What will you be known for in 2021?
What if you were so good at your work, such an asset to your company, that your employer would do almost anything not to lose you?
What if you performed in such a way that people buzzed about your remarkable performance and wanted more of the product, service, or ideas you provide?
If you knew how to consistently get people to demand more and more of you and whatever it is you do, it would be because of the encore effect.
You’ve seen an encore. In fact, you’ve probably been partially responsible for a couple. You go to a concert and are so moved by the performance that you, along with the rest of the clapping, cheering, “Bravo!”-yelling, bouquet-tossing crowd absolutely refuse to let the artist leave. You are prepared to applaud all night if need be, just to hear one more number.
Your goal (and mine) should be to have people shouting for more of whatever it is we do. If we imply we’re ready to move on, we should have people clamoring for us not to leave. The world is desperately looking for those people who make such a difference, produce such results, have such a positive impact, that they make themselves indispensable. Whatever their stage, they simply will not be allowed to leave.
And that person can be you.
If three people in your life—for example, your boss, a customer, and a family member—used one word to describe your performance in life, what word would they choose?
Would they describe you as . . .
These responses run the gamut, from the negative to the positive. But wouldn’t you like to hear: “His (her) performance is so amazing that I would do whatever it took to keep him (or her) on my team.”
What kinds of words might describe such a performance?
One of a kind
Those are the kinds of words used to describe the performance of an artist who is called back for an encore. And they are the kinds of words you should want others to use to describe your own performance in life.
There is one word that embodies all of these adjectives, with no need for an exclamation point: remarkable.

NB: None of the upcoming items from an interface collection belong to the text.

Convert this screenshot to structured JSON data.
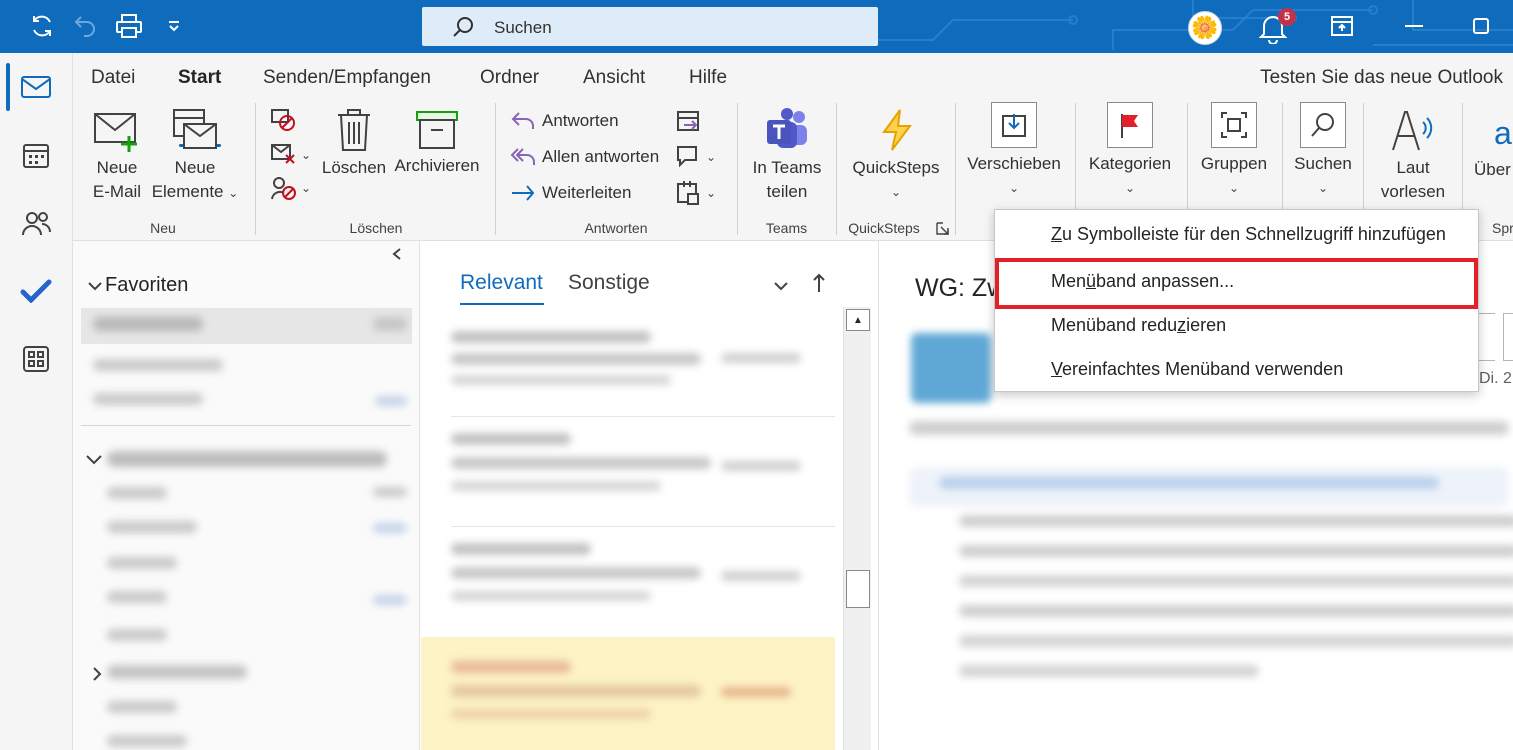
{
  "titlebar": {
    "search_placeholder": "Suchen",
    "notification_count": "5"
  },
  "ribbon": {
    "tabs": [
      "Datei",
      "Start",
      "Senden/Empfangen",
      "Ordner",
      "Ansicht",
      "Hilfe"
    ],
    "active_tab": "Start",
    "try_new_outlook": "Testen Sie das neue Outlook",
    "new_group": {
      "new_mail_line1": "Neue",
      "new_mail_line2": "E-Mail",
      "new_items_line1": "Neue",
      "new_items_line2": "Elemente",
      "label": "Neu"
    },
    "delete_group": {
      "delete": "Löschen",
      "archive": "Archivieren",
      "label": "Löschen"
    },
    "respond_group": {
      "reply": "Antworten",
      "reply_all": "Allen antworten",
      "forward": "Weiterleiten",
      "label": "Antworten"
    },
    "teams_group": {
      "line1": "In Teams",
      "line2": "teilen",
      "label": "Teams"
    },
    "quicksteps_group": {
      "button": "QuickSteps",
      "label": "QuickSteps"
    },
    "move": "Verschieben",
    "categories": "Kategorien",
    "groups": "Gruppen",
    "search": "Suchen",
    "read_aloud_line1": "Laut",
    "read_aloud_line2": "vorlesen",
    "translate_partial": "Über",
    "speech_partial": "Spr"
  },
  "folder_pane": {
    "favorites": "Favoriten"
  },
  "message_list": {
    "tab_focused": "Relevant",
    "tab_other": "Sonstige"
  },
  "reading_pane": {
    "subject_partial": "WG: Zw",
    "date_partial": "Di. 2"
  },
  "context_menu": {
    "item1_ul": "Z",
    "item1_rest": "u Symbolleiste für den Schnellzugriff hinzufügen",
    "item2_pre": "Men",
    "item2_ul": "ü",
    "item2_rest": "band anpassen...",
    "item3_pre": "Menüband redu",
    "item3_ul": "z",
    "item3_rest": "ieren",
    "item4_ul": "V",
    "item4_rest": "ereinfachtes Menüband verwenden"
  },
  "colors": {
    "brand": "#0f6cbd",
    "highlight": "#e3202a",
    "selected_row": "#fdf3c4"
  }
}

All of us would like to have our performance described as remarkable. All of us would like to excel at the things that matter most to us. And it is by giving such performances that we achieve the Encore Effect.
What can you do to create encore performances on the important stages of your life?
Six ways to go for the encore:
1. Add passion. Passion is what separates the extraordinary from the ordinary. We’ve all seen people going through the motions of their work; encore performers invest emotional energy and it demonstrates their commitment to both their performance and to you.
If you can’t be passionate about what you do, you can be passionate about how you do it, why you do it or for whom you do it.
2. Prepare better. There are many things in life you can’t control, but you can always control how prepared you are for a sales call, meeting, interview, performance review or any other important performance. Encore performers don’t “wing it;” they prepare more thoroughly than ordinary performers.
3. Practice more. It isn’t enough to do the same things over and over: deliberate practice helps you identify best behaviors and practices and repeat them. Make time to practice.
4. Perform interactively. The best performances engage the audience, whether that “audience” is a customer or colleague, spouse or child. Design your performance to make people think, act, feel good and/or laugh. Remember, encore performers don’t focus on themselves; they focus on the “audience” because only the audience can demand an encore.
5. Keep polishing. After every important performance identify what worked and what you could have done better. Don’t consider a performance as “over” until you’ve determined how you can improve it next time.
6. Anticipate pitfalls. Pitfalls can ruin an important performance. Anticipate for what might go wrong and be prepared. Many pitfalls can be avoided by simply thinking ahead and eliminating them in advance.
In William Shakespeare’s As You Like It—Act II, Scene 7, he said “All the world’s a stage and all the men and women merely players…” While we can agree with his overall sentiment, don’t settle for being “merely” a player; always go for the encore!
Mark Sanborn is an award winning speaker and Leadership Expert in Residence at High Point University, the Premier Life Skills University. For more information about his work, visit www.marksanborn.com.
He is also a cofounder of the Virtual Presentations Institute (VPI) that teaches professionals how to master digital presentations and increase results.